======== STORED DATA

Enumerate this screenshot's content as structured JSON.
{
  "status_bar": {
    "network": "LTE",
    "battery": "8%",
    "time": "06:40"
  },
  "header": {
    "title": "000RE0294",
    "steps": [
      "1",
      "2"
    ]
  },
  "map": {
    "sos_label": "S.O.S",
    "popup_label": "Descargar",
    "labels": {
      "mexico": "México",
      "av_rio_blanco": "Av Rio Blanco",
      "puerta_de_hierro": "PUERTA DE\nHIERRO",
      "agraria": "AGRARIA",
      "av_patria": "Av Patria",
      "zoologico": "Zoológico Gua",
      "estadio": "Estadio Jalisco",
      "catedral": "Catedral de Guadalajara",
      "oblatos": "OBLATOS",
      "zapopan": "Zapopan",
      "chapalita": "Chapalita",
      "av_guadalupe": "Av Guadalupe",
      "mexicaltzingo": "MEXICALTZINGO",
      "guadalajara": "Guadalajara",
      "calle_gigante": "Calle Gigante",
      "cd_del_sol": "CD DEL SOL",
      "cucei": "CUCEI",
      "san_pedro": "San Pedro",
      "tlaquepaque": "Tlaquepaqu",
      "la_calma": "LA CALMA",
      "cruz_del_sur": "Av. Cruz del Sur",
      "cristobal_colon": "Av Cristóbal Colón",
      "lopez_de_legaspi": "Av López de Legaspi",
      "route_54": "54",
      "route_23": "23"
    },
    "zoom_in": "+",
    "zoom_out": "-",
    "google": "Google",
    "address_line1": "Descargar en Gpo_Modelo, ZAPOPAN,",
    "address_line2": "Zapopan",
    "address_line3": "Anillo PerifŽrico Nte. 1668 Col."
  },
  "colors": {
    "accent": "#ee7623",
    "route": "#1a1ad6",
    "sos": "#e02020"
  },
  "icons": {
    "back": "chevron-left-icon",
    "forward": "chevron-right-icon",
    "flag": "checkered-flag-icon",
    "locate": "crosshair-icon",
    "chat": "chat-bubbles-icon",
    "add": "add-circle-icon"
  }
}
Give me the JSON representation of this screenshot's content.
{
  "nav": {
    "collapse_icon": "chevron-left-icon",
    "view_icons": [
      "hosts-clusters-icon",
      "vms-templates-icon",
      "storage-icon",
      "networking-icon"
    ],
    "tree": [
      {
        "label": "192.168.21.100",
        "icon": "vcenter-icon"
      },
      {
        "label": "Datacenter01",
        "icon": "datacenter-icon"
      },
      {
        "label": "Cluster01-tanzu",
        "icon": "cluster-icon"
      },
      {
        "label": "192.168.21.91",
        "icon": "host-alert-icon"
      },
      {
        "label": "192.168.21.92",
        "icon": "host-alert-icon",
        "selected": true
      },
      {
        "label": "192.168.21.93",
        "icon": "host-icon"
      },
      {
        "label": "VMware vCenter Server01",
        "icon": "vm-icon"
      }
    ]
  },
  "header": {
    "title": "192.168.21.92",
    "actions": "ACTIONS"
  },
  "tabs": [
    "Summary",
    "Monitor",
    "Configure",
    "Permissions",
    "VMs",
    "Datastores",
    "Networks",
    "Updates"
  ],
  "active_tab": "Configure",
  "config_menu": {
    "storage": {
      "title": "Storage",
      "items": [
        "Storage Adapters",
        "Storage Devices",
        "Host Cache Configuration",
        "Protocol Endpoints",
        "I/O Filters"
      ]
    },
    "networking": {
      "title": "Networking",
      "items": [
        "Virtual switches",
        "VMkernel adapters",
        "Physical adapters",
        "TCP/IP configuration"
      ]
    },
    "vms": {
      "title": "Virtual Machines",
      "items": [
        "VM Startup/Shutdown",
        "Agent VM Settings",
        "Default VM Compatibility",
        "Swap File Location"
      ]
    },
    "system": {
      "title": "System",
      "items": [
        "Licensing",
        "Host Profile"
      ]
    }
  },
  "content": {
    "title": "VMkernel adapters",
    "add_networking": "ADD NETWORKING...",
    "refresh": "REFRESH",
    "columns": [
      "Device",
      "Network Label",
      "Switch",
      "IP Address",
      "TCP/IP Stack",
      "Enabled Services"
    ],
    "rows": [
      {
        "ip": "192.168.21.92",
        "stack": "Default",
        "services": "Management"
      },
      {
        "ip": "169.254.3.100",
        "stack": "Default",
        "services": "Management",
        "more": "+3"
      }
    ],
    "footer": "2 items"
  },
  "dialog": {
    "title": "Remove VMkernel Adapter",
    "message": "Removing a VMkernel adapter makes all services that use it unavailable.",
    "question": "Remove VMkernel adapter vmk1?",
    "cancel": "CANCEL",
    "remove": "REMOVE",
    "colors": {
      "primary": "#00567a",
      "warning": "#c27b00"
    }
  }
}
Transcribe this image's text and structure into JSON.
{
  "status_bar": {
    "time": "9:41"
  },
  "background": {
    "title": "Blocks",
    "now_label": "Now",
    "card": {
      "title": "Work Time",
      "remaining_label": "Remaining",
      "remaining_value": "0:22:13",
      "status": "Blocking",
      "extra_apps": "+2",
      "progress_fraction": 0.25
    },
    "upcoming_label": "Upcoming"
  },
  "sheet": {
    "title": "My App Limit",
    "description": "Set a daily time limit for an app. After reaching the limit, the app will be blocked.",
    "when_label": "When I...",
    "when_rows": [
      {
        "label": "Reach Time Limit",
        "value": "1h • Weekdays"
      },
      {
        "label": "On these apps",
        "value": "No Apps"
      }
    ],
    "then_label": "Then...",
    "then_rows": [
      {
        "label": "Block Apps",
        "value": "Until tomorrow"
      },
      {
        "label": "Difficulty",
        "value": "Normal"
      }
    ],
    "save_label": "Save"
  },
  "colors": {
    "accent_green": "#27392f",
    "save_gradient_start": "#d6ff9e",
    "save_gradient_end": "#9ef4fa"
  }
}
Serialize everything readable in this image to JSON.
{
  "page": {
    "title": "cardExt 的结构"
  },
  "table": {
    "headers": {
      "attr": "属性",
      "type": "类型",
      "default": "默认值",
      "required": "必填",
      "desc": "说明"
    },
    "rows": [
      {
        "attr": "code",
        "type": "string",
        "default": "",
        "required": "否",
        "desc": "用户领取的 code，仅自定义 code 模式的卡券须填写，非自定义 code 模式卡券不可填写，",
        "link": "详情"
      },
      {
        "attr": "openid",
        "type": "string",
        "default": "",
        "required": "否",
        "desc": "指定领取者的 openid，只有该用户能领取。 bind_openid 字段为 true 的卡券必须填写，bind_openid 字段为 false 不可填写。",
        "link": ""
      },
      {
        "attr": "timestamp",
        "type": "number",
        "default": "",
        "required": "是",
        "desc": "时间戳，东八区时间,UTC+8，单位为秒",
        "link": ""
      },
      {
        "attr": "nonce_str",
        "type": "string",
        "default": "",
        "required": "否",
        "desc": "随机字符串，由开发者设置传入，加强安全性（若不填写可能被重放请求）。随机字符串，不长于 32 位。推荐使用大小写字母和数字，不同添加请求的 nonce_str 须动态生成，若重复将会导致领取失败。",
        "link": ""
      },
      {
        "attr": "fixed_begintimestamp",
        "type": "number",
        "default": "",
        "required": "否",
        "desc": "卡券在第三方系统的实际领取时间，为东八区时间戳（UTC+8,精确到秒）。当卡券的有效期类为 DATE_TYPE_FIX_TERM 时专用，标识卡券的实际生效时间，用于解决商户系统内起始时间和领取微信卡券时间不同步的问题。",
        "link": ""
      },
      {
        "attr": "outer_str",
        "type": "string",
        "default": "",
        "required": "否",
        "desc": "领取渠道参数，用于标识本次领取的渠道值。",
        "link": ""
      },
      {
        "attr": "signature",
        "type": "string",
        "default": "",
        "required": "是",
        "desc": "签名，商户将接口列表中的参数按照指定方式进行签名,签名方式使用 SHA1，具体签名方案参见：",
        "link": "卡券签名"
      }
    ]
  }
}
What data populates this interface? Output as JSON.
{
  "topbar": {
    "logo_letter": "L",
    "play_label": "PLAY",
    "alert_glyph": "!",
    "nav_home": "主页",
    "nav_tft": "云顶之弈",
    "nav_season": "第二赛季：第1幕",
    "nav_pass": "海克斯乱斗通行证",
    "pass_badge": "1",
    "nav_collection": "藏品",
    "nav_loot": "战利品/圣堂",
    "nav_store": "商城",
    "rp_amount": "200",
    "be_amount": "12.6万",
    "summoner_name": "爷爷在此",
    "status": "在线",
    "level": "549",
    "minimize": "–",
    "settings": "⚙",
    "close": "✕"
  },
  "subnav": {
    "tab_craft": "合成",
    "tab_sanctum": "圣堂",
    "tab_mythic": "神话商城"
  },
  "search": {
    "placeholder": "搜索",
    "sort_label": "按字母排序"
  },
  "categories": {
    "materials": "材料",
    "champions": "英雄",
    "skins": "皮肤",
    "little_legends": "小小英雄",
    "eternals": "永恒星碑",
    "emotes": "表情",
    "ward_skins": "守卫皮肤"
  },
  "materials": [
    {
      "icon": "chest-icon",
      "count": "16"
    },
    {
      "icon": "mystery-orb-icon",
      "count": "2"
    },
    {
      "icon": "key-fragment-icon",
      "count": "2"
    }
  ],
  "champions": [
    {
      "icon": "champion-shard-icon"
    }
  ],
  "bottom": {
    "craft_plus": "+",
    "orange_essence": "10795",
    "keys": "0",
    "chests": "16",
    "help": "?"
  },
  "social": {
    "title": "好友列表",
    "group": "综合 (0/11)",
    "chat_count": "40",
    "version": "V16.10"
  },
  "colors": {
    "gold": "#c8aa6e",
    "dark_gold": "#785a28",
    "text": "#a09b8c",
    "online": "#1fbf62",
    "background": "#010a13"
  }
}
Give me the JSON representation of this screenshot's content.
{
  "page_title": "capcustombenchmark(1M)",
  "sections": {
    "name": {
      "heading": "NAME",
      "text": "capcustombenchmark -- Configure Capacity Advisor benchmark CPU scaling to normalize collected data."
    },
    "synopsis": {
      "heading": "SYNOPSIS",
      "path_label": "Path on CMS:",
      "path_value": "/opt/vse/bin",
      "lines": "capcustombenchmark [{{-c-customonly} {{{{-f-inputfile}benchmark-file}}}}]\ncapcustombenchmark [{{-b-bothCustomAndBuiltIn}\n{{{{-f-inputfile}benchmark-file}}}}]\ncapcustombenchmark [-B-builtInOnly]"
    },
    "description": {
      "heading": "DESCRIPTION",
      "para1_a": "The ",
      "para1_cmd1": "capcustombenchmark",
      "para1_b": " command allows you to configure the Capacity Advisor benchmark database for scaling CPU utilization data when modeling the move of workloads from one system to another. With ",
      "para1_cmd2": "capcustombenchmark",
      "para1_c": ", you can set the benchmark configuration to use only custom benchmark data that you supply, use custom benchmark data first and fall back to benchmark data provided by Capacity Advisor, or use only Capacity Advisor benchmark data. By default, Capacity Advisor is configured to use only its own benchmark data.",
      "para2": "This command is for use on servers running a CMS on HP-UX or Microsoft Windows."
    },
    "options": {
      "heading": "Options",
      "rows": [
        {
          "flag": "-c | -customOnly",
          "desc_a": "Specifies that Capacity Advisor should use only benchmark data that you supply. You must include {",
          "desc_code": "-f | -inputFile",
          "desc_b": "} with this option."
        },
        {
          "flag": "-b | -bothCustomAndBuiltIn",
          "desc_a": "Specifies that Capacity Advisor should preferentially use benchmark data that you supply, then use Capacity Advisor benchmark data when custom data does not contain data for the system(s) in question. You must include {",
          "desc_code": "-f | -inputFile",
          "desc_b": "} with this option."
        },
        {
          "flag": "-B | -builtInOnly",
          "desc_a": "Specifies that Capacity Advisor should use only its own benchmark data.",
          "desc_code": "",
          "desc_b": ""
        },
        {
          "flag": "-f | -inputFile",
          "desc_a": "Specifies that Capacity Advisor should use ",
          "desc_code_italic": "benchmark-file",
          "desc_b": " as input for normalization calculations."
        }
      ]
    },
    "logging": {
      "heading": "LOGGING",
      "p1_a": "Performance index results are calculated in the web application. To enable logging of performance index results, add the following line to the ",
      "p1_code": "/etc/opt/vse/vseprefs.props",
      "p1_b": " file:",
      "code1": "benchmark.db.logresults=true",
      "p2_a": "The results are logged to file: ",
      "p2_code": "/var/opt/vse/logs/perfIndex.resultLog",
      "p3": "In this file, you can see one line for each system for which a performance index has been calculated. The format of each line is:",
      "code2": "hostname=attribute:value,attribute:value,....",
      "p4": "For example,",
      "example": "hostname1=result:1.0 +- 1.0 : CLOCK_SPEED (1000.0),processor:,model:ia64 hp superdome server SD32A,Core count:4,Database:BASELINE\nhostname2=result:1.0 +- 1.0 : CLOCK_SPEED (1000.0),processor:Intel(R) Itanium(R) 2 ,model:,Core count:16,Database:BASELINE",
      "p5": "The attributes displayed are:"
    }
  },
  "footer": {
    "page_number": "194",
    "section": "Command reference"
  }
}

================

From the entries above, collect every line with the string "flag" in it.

#### RESPONSE TO THIS EXERCISE
    "flag": "checkered-flag-icon",
          "flag": "-c | -customOnly",
          "flag": "-b | -bothCustomAndBuiltIn",
          "flag": "-B | -builtInOnly",
          "flag": "-f | -inputFile",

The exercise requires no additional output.